In the present matter, the Court pointed out that parents’ complaint was full of allegations regarding defendant’s provision of health care services to the child—the complaint referenced the intake procedure, emotional harm caused by the counseling, and negligent provision of health care services. Accordingly, the Court affirmed the trial court’s finding that this complaint fell under the HCLA and that pre-suit notice and a certificate of good faith were thus required.
In an effort to save their case, the plaintiff parents argued that a dismissal without prejudice was the correct remedy, as that is all that is required by a failure to provide pre-suit notice.

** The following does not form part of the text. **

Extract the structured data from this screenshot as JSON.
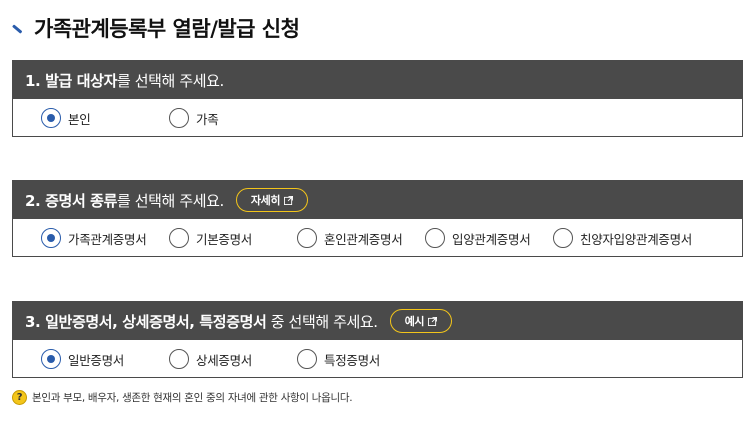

According to the parents, a certificate of good faith was not necessary in this matter. The Court rejected this argument, though, pointing out that the complaint alleged violations of the applicable standard of care, claims that would require expert proof under the HCLA. Because a certificate of good faith was required but not filed, plaintiffs’ claims were dismissed with prejudice.
This case is very important for medical malpractice attorneys, as it overrules a Court of Appeals case decided just last October and abrogates the previous method of separating ordinary negligence from health care liability claims. The holding is of no surprise to experienced malpractice lawyers – even under Estate of French – this case would have required expert testimony. But now, the language of the statute stands on its own as the means for determining whether a claim falls under the HCLA. Because this statutory language is so broad, the likelihood that a claim related to a health care professional will be deemed ordinary negligence appears to have drastically diminished. To be safe and if time permits, plaintiffs’ lawyers should follow the HCLA procedural requirements for all claims that relate to the provision of health care in any form.
Finally, remember that Section 29-26-121(e) provides that if the notice provision of the HCLA is relied upon in good faith and it is later determined the facts do not constitute a HCL claim the claimant still receives the benefit of the extension of the statute of limitations and statute of repose. Given the broad definition of a HCLA and this decision, a claimant has a strong argument that appropriate notice of any claim by a patient against a health care provider related to the provision of health care service is, at a minimum, a good faith effort as contemplated by Section 29-26-212(e).